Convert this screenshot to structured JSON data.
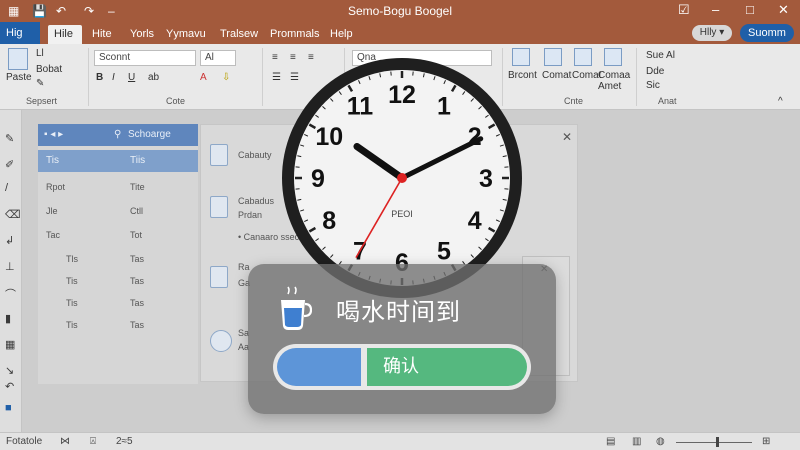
{
  "window": {
    "title": "Semo-Bogu Boogel",
    "pill_button": "Hlly ▾",
    "account_button": "Suomm"
  },
  "tabs": [
    "Hig",
    "Hile",
    "Hite",
    "Yorls",
    "Yymavu",
    "Tralsew",
    "Prommals",
    "Help"
  ],
  "ribbon": {
    "paste_label": "Paste",
    "clipboard_items": [
      "Ll",
      "Bobat"
    ],
    "clipboard_group": "Sepsert",
    "font_name": "Sconnt",
    "font_size": "Al",
    "font_group": "Cote",
    "style_box": "Qna",
    "styles": [
      "Brcont",
      "Comat",
      "Comat",
      "Comaa Amet"
    ],
    "styles_group": "Cnte",
    "editing_items": [
      "Sue Al",
      "Dde",
      "Sic"
    ],
    "editing_group": "Anat"
  },
  "left_panel": {
    "header": "Schoarge",
    "selected": "Tis",
    "selected_right": "Tiis",
    "row1_left": "Rpot",
    "row1_right": "Tite",
    "rows": [
      "Jle",
      "Tac",
      "Tls",
      "Tis",
      "Tis",
      "Tis",
      "Tis"
    ],
    "rows_right": [
      "Ctll",
      "Tot",
      "Tas",
      "Tas",
      "Tas",
      "Tas"
    ]
  },
  "main_panel": {
    "item1": "Cabauty",
    "item2_title": "Cabadus",
    "item2_sub": "Prdan",
    "item2_meta": "• Canaaro ssecoo",
    "item3_title": "Ra",
    "item3_sub": "Ga",
    "item4_title": "Sa",
    "item4_sub": "Aa"
  },
  "clock": {
    "numbers": [
      "12",
      "1",
      "2",
      "3",
      "4",
      "5",
      "6",
      "7",
      "8",
      "9",
      "10",
      "11"
    ],
    "brand": "PEOI",
    "time": {
      "hour": 10,
      "minute": 10,
      "second": 35
    }
  },
  "reminder": {
    "message": "喝水时间到",
    "confirm_label": "确认"
  },
  "statusbar": {
    "page": "Fotatole",
    "words": "2≈5"
  }
}
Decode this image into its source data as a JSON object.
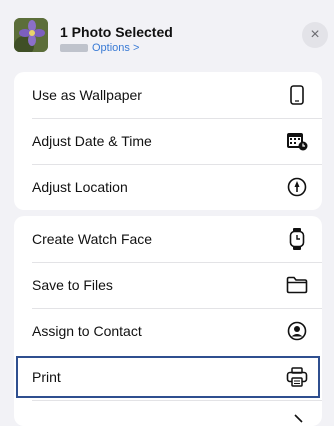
{
  "header": {
    "title": "1 Photo Selected",
    "options_label": "Options >",
    "close_label": "×"
  },
  "group1": [
    {
      "label": "Use as Wallpaper",
      "icon": "phone-icon"
    },
    {
      "label": "Adjust Date & Time",
      "icon": "calendar-clock-icon"
    },
    {
      "label": "Adjust Location",
      "icon": "location-icon"
    }
  ],
  "group2": [
    {
      "label": "Create Watch Face",
      "icon": "watch-icon"
    },
    {
      "label": "Save to Files",
      "icon": "folder-icon"
    },
    {
      "label": "Assign to Contact",
      "icon": "contact-icon"
    },
    {
      "label": "Print",
      "icon": "printer-icon"
    }
  ],
  "colors": {
    "accent": "#3a7bd5",
    "highlight_border": "#2f4f8f"
  }
}
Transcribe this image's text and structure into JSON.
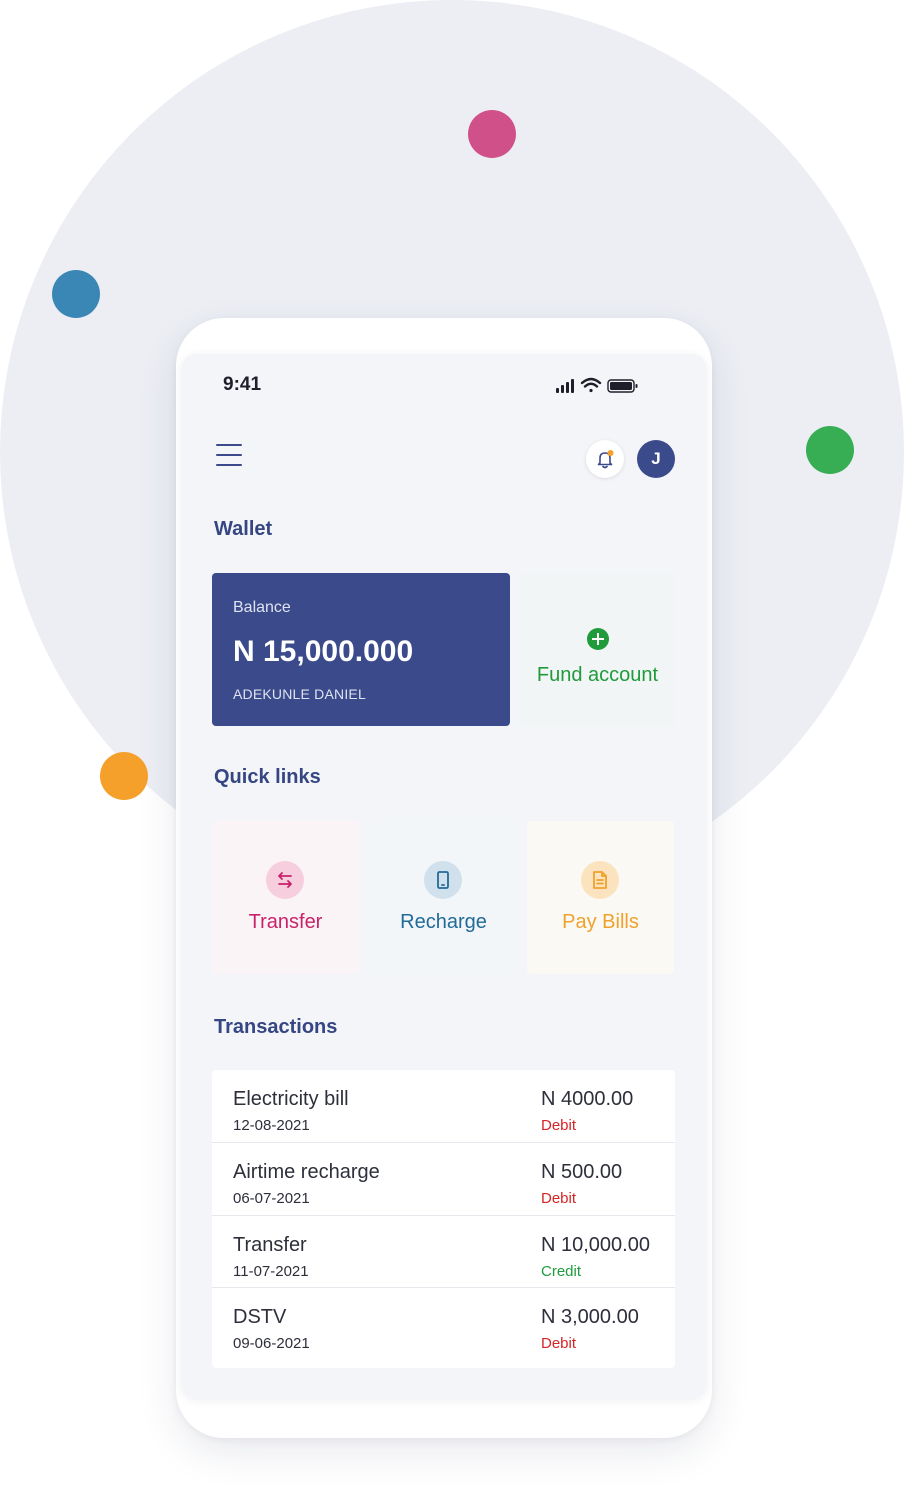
{
  "status_bar": {
    "time": "9:41"
  },
  "header": {
    "avatar_initial": "J"
  },
  "wallet": {
    "title": "Wallet",
    "balance_label": "Balance",
    "balance_amount": "N 15,000.000",
    "account_name": "ADEKUNLE DANIEL",
    "fund_label": "Fund account"
  },
  "quick_links": {
    "title": "Quick links",
    "items": [
      {
        "label": "Transfer",
        "icon": "transfer-icon"
      },
      {
        "label": "Recharge",
        "icon": "phone-icon"
      },
      {
        "label": "Pay Bills",
        "icon": "document-icon"
      }
    ]
  },
  "transactions": {
    "title": "Transactions",
    "rows": [
      {
        "name": "Electricity bill",
        "date": "12-08-2021",
        "amount": "N 4000.00",
        "type": "Debit"
      },
      {
        "name": "Airtime recharge",
        "date": "06-07-2021",
        "amount": "N 500.00",
        "type": "Debit"
      },
      {
        "name": "Transfer",
        "date": "11-07-2021",
        "amount": "N 10,000.00",
        "type": "Credit"
      },
      {
        "name": "DSTV",
        "date": "09-06-2021",
        "amount": "N 3,000.00",
        "type": "Debit"
      }
    ]
  },
  "colors": {
    "primary": "#3a4a8a",
    "credit": "#1f9b3c",
    "debit": "#d62424",
    "transfer": "#c8236a",
    "recharge": "#226a98",
    "bills": "#f0a12c"
  }
}
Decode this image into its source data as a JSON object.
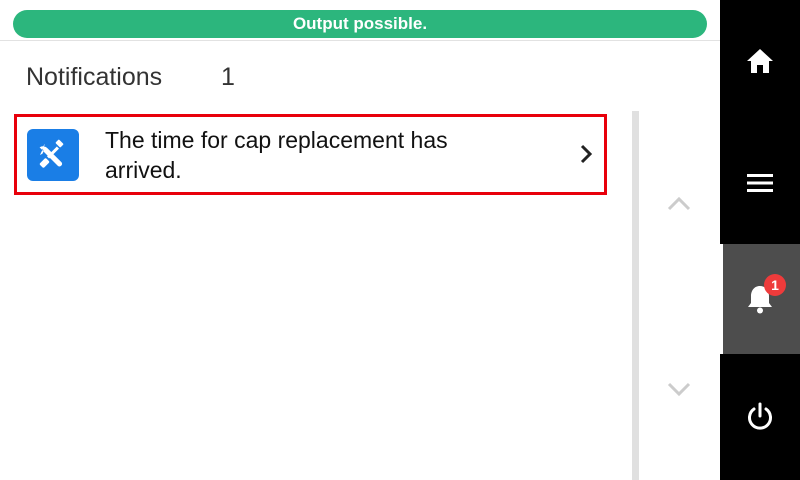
{
  "status": {
    "text": "Output possible.",
    "color": "#2cb67d"
  },
  "header": {
    "title": "Notifications",
    "count": "1"
  },
  "notifications": [
    {
      "icon": "tools-icon",
      "icon_bg": "#1a7ee6",
      "message": "The time for cap replacement has arrived.",
      "selected": true,
      "highlight_color": "#e8000b"
    }
  ],
  "scroll": {
    "up_icon": "chevron-up-icon",
    "down_icon": "chevron-down-icon"
  },
  "sidebar": {
    "items": [
      {
        "icon": "home-icon"
      },
      {
        "icon": "menu-icon"
      },
      {
        "icon": "bell-icon",
        "badge": "1",
        "active": true,
        "badge_color": "#ee3b3b"
      },
      {
        "icon": "power-icon"
      }
    ]
  }
}
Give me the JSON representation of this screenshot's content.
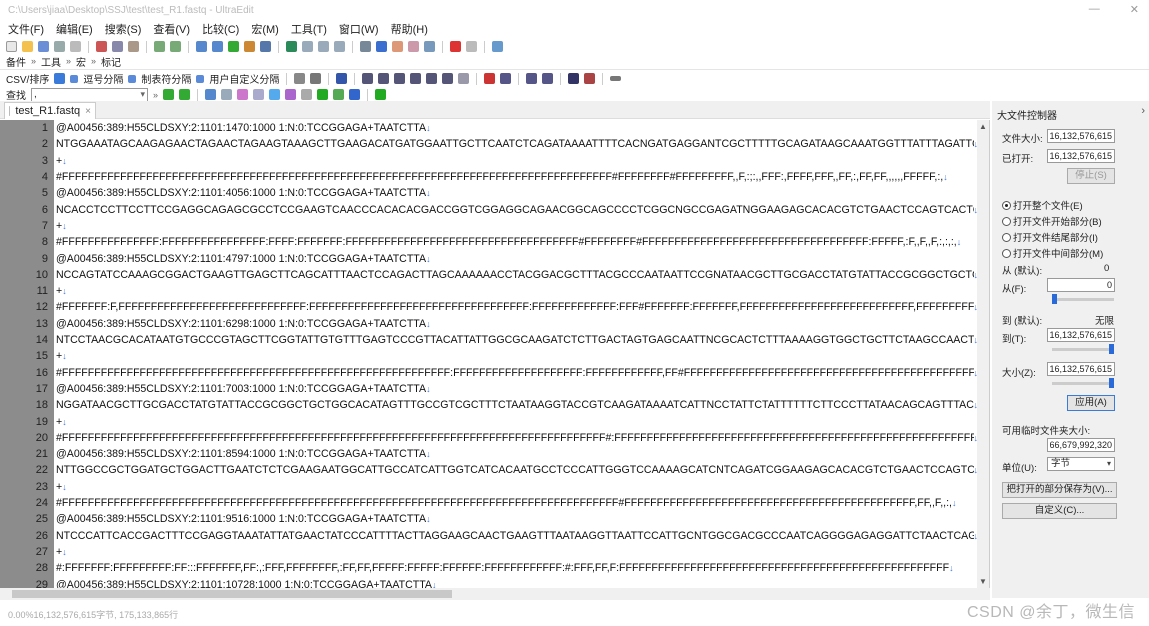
{
  "window": {
    "title": "C:\\Users\\jiaa\\Desktop\\SSJ\\test\\test_R1.fastq - UltraEdit"
  },
  "menu": [
    "文件(F)",
    "编辑(E)",
    "搜索(S)",
    "查看(V)",
    "比较(C)",
    "宏(M)",
    "工具(T)",
    "窗口(W)",
    "帮助(H)"
  ],
  "toolbar2": {
    "items": [
      "备件",
      "工具",
      "宏",
      "标记"
    ]
  },
  "toolbar3": {
    "csv": "CSV/排序",
    "sep1": "逗号分隔",
    "sep2": "制表符分隔",
    "sep3": "用户自定义分隔"
  },
  "toolbar4": {
    "find_label": "查找",
    "find_value": ","
  },
  "tab": {
    "label": "test_R1.fastq",
    "close": "×"
  },
  "editor": {
    "lines": [
      {
        "n": "1",
        "text": "@A00456:389:H55CLDSXY:2:1101:1470:1000 1:N:0:TCCGGAGA+TAATCTTA"
      },
      {
        "n": "2",
        "text": "NTGGAAATAGCAAGAGAACTAGAACTAGAAGTAAAGCTTGAAGACATGATGGAATTGCTTCAATCTCAGATAAAATTTTCACNGATGAGGANTCGCTTTTTGCAGATAAGCAAATGGTTTATTTAGATTGTAT"
      },
      {
        "n": "3",
        "text": "+"
      },
      {
        "n": "4",
        "text": "#FFFFFFFFFFFFFFFFFFFFFFFFFFFFFFFFFFFFFFFFFFFFFFFFFFFFFFFFFFFFFFFFFFFFFFFFFFFFFFFFFFFFF#FFFFFFFF#FFFFFFFFF,,F,:;:,,FFF:,FFFF,FFF,,FF,:,FF,FF,,,,,,FFFFF,:,"
      },
      {
        "n": "5",
        "text": "@A00456:389:H55CLDSXY:2:1101:4056:1000 1:N:0:TCCGGAGA+TAATCTTA"
      },
      {
        "n": "6",
        "text": "NCACCTCCTTCCTTCCGAGGCAGAGCGCCTCCGAAGTCAACCCACACACGACCGGTCGGAGGCAGAACGGCAGCCCCTCGGCNGCCGAGATNGGAAGAGCACACGTCTGAACTCCAGTCACTCCGGAGAAT"
      },
      {
        "n": "7",
        "text": "+"
      },
      {
        "n": "8",
        "text": "#FFFFFFFFFFFFFFF:FFFFFFFFFFFFFFFF:FFFF:FFFFFFF:FFFFFFFFFFFFFFFFFFFFFFFFFFFFFFFFFFFF#FFFFFFFF#FFFFFFFFFFFFFFFFFFFFFFFFFFFFFFFFFFF:FFFFF,:F,,F,,F,:,:,:,"
      },
      {
        "n": "9",
        "text": "@A00456:389:H55CLDSXY:2:1101:4797:1000 1:N:0:TCCGGAGA+TAATCTTA"
      },
      {
        "n": "10",
        "text": "NCCAGTATCCAAAGCGGACTGAAGTTGAGCTTCAGCATTTAACTCCAGACTTAGCAAAAAACCTACGGACGCTTTACGCCCAATAATTCCGNATAACGCTTGCGACCTATGTATTACCGCGGCTGCTGGCACAT"
      },
      {
        "n": "11",
        "text": "+"
      },
      {
        "n": "12",
        "text": "#FFFFFFF:F,FFFFFFFFFFFFFFFFFFFFFFFFFFFFF:FFFFFFFFFFFFFFFFFFFFFFFFFFFFFFFFFF:FFFFFFFFFFFFF:FFF#FFFFFFF:FFFFFFF,FFFFFFFFFFFFFFFFFFFFFFFFFFF,FFFFFFFFFFFFFF:FF"
      },
      {
        "n": "13",
        "text": "@A00456:389:H55CLDSXY:2:1101:6298:1000 1:N:0:TCCGGAGA+TAATCTTA"
      },
      {
        "n": "14",
        "text": "NTCCTAACGCACATAATGTGCCCGTAGCTTCGGTATTGTGTTTGAGTCCCGTTACATTATTGGCGCAAGATCTCTTGACTAGTGAGCAATTNCGCACTCTTTAAAAGGTGGCTGCTTCTAAGCCAACTTCTAGT"
      },
      {
        "n": "15",
        "text": "+"
      },
      {
        "n": "16",
        "text": "#FFFFFFFFFFFFFFFFFFFFFFFFFFFFFFFFFFFFFFFFFFFFFFFFFFFFFFFFFFFF:FFFFFFFFFFFFFFFFFFFF:FFFFFFFFFFFF,FF#FFFFFFFFFFFFFFFFFFFFFFFFFFFFFFFFFFFFFFFFFFFFFFFFFF"
      },
      {
        "n": "17",
        "text": "@A00456:389:H55CLDSXY:2:1101:7003:1000 1:N:0:TCCGGAGA+TAATCTTA"
      },
      {
        "n": "18",
        "text": "NGGATAACGCTTGCGACCTATGTATTACCGCGGCTGCTGGCACATAGTTTGCCGTCGCTTTCTAATAAGGTACCGTCAAGATAAAATCATTNCCTATTCTATTTTTTCTTCCCTTATAACAGCAGTTTACATTCCG"
      },
      {
        "n": "19",
        "text": "+"
      },
      {
        "n": "20",
        "text": "#FFFFFFFFFFFFFFFFFFFFFFFFFFFFFFFFFFFFFFFFFFFFFFFFFFFFFFFFFFFFFFFFFFFFFFFFFFFFFFFFFFFF#:FFFFFFFFFFFFFFFFFFFFFFFFFFFFFFFFFFFFFFFFFFFFFFFFFFFFFFFFFFFF"
      },
      {
        "n": "21",
        "text": "@A00456:389:H55CLDSXY:2:1101:8594:1000 1:N:0:TCCGGAGA+TAATCTTA"
      },
      {
        "n": "22",
        "text": "NTTGGCCGCTGGATGCTGGACTTGAATCTCTCGAAGAATGGCATTGCCATCATTGGTCATCACAATGCCTCCCATTGGGTCCAAAAGCATCNTCAGATCGGAAGAGCACACGTCTGAACTCCAGTCACTCCGG"
      },
      {
        "n": "23",
        "text": "+"
      },
      {
        "n": "24",
        "text": "#FFFFFFFFFFFFFFFFFFFFFFFFFFFFFFFFFFFFFFFFFFFFFFFFFFFFFFFFFFFFFFFFFFFFFFFFFFFFFFFFFFFFFF#FFFFFFFFFFFFFFFFFFFFFFFFFFFFFFFFFFFFFFFFFFFFF,FF,,F,,:,"
      },
      {
        "n": "25",
        "text": "@A00456:389:H55CLDSXY:2:1101:9516:1000 1:N:0:TCCGGAGA+TAATCTTA"
      },
      {
        "n": "26",
        "text": "NTCCCATTCACCGACTTTCCGAGGTAAATATTATGAACTATCCCATTTTACTTAGGAAGCAACTGAAGTTTAATAAGGTTAATTCCATTGCNTGGCGACGCCCAATCAGGGGAGAGGATTCTAACTCAGTAATC"
      },
      {
        "n": "27",
        "text": "+"
      },
      {
        "n": "28",
        "text": "#:FFFFFFF:FFFFFFFFF:FF:::FFFFFFF,FF:,:FFF,FFFFFFFF,:FF,FF,FFFFF:FFFFF:FFFFFF:FFFFFFFFFFFF:#:FFF,FF,F:FFFFFFFFFFFFFFFFFFFFFFFFFFFFFFFFFFFFFFFFFFFFFFFFFFF"
      },
      {
        "n": "29",
        "text": "@A00456:389:H55CLDSXY:2:1101:10728:1000 1:N:0:TCCGGAGA+TAATCTTA"
      }
    ]
  },
  "panel": {
    "title": "大文件控制器",
    "size_label": "文件大小:",
    "size_value": "16,132,576,615",
    "opened_label": "已打开:",
    "opened_value": "16,132,576,615",
    "stop_btn": "停止(S)",
    "radios": [
      "打开整个文件(E)",
      "打开文件开始部分(B)",
      "打开文件结尾部分(I)",
      "打开文件中间部分(M)"
    ],
    "from_default_label": "从 (默认):",
    "from_default_value": "0",
    "from_label": "从(F):",
    "from_value": "0",
    "to_default_label": "到 (默认):",
    "to_default_value": "无限",
    "to_label": "到(T):",
    "to_value": "16,132,576,615",
    "size2_label": "大小(Z):",
    "size2_value": "16,132,576,615",
    "apply_btn": "应用(A)",
    "temp_label": "可用临时文件夹大小:",
    "temp_value": "66,679,992,320",
    "unit_label": "单位(U):",
    "unit_value": "字节",
    "save_btn": "把打开的部分保存为(V)...",
    "custom_btn": "自定义(C)..."
  },
  "status": {
    "text": "0.00%16,132,576,615字节, 175,133,865行"
  },
  "watermark": "CSDN @余丁，微生信"
}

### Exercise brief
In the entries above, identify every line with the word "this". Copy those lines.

### Task output
Convert this screenshot to structured JSON data.
Decode this image into its source data as a JSON object.
Transcribe this image's text and structure into JSON.
Decode this image into its source data as a JSON object.
Give me the JSON representation of this screenshot's content.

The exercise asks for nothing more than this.